Since 1979 in the USA and 1997 in the EU, both the benefits and pitfalls of a more "liberalised" marketplace in air transport services have become evident. In signing the first EU-US Air Transport Agreement, which came into effect in March this year, the two largest air transport markets in the world have taken a step into the unknown. The most liberalised regime ever implemented between large markets is already having both positive and negative consequences.
Before embarking on a further round of liberalisation, full account should be taken of the potential negative effects of previous rounds.
Some large, well run (and some not so well run!) airlines have enhanced the marketplace for passengers; offering a range of fares and destinations unimaginable before the so called"3rd Package of Airline De-regulation". In virtually all sectors - full service, low fares, network, regional, charter, cargo and express parcels - there is now more activity, better competition, more jobs and consequently greater activity and growth in the wider economy.
In approving the changes in the 1990s, the EU institutions were far-sighted in anticipating the economic benefits. However, there continues to be insufficient effort to combat the very real, negative effects.
To accompany any competitive and dynamic single aviation market, there is a very clear need for a strong, independent safety regulator. Alongside the single competition authority and the single European Court, a single safety regulator is a PRE-requisite for a fully functioning safety-critical industry.
The efficiency of having 27 National Aviation Authorities (NAAs) around the EU is highly questionable - but far more importantly, the ability of an airline to "choose" its regulator will lead to maritime-style flags of convenience. Following a merger between two carriers from different European Member States, will the merged airline choose to be licensed by an NAA which subjects it to a comprehensive and professional inspection and regulatory regime? Or will it talk about the more "efficient" and "light handed" regulation of the less comprehensive safety oversight? From the airline's point of view, maybe the best outcome is to retain both AOCs and play one NAA off against the other?
The European Commission has a vision of a truly open "Open Aviation Area" across the Atlantic, with no restrictions on where an airline owned anywhere across the European nations can operate or be operationally managed. ECA supports the call for wider and deeper Regulatory Cooperation to accompany this change - but believes the Commission might be far too pragmatic in accepting limited cooperation leaving the customer without the guarantee of the high levels of safety oversight they currently take for granted.
The other serious concern is for the ability for pilots, and other employee groups, to continue to negotiate with their employers. Virtually all the democratic, developed economies of the world now have a system of regulated industrial relations which enables employers and employees to optimise the productivity/reward equation.

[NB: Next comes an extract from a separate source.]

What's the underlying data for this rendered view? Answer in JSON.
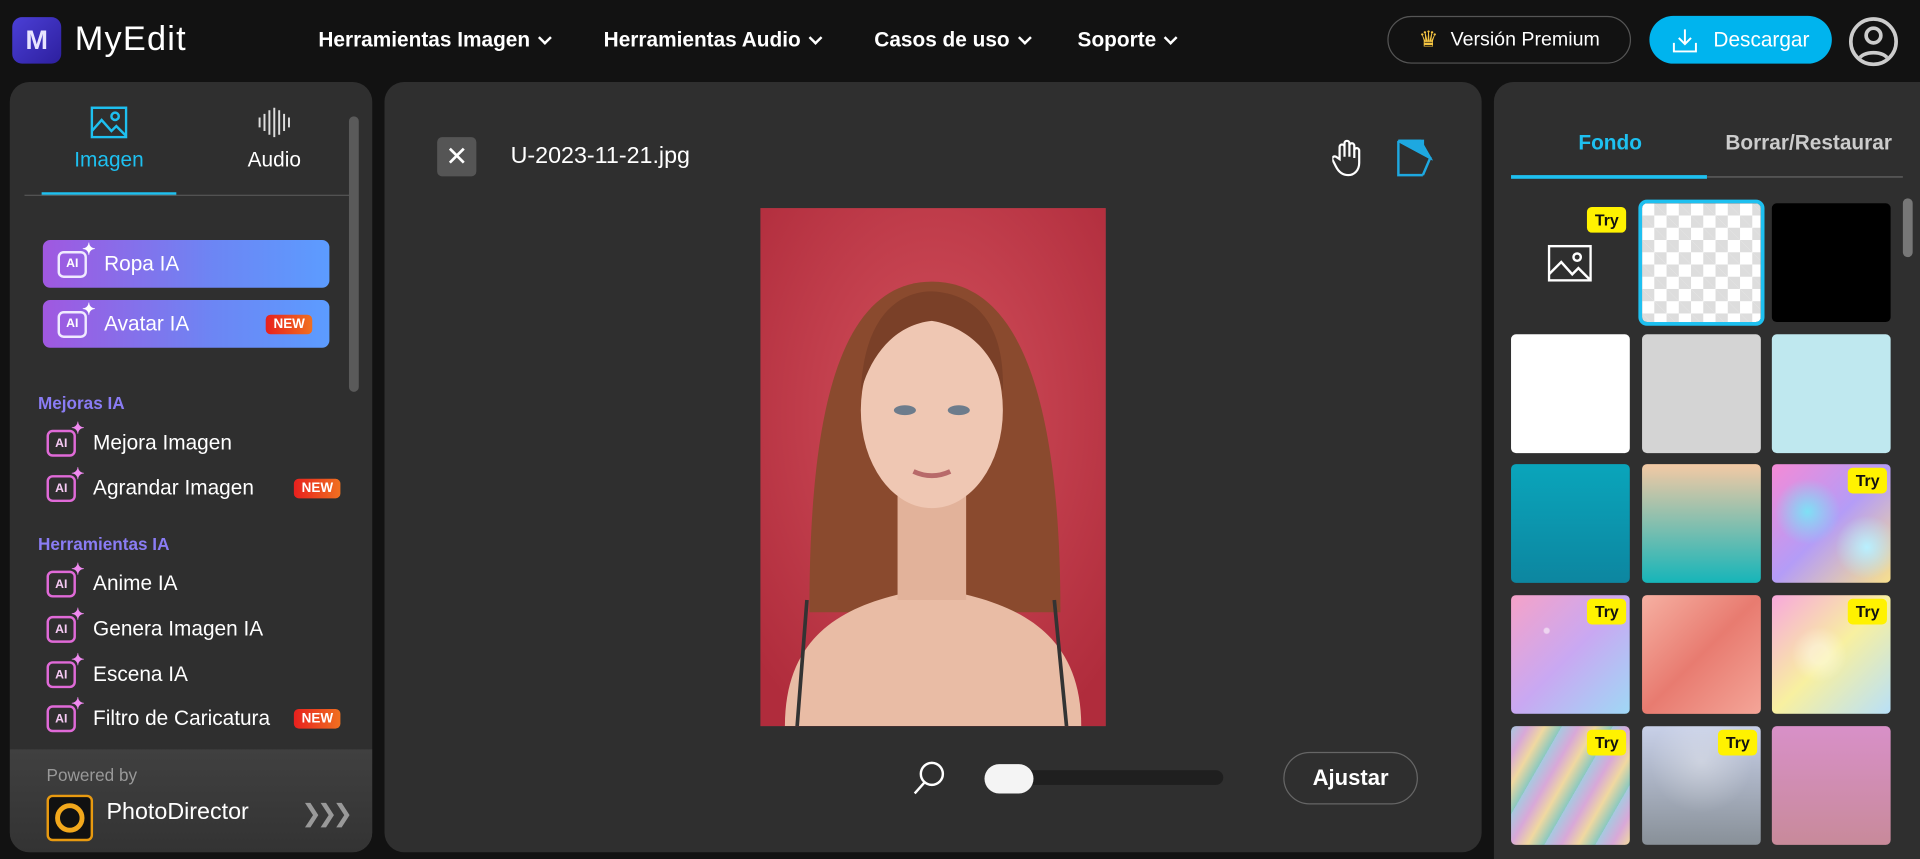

In Europe, we have a very flexible business environment, where both the right of establishment and the right to provide products and services are strongly protected. However, we are now heading towards another period of social and industrial unrest unless the single market is enhanced by a single set of employment regulations. Even within well run companies, with good social dialogue credentials, Member Associations of ECA are experiencing significant difficulties working with their managements to maintain progressive industrial relations environments. This is due to the lack of a European level negotiating structure - despite a clearly European wide marketplace.
History clearly teaches us that where consensus-based industrial relations are thwarted, conflict-based industrial relations result. And if this is widespread, it will eventually lead to social unrest.
As well as the "domestic" problem of incoherent employment law, the EU-USA negotiators have the same problem with such far reaching air services agreements. ECA supports a Commission proposal to formally examine the social dialogue structures on both sides of the Atlantic, enabling the move towards a consensus approach to tackling the problem before it becomes "highly charged".
In conclusion, before either the EU or US team offers a potential deal for ratification, the negotiators should ask themselves whether they each risk "importing" the worst aspects of each others' markets. Do we in the EU wish to see American-owned airlines competing in Europe whilst protected and making full use of chapter 11 provisions? Or does the USA wish to subject American workers to the frayed "patchwork quilt" approach to employment law and relations currently in place for EU employees?
Most of all, both teams should consider whether they wish to follow the maritime sector down the road of flags of convenience, with the downward spiral of safety levels which will inevitably follow.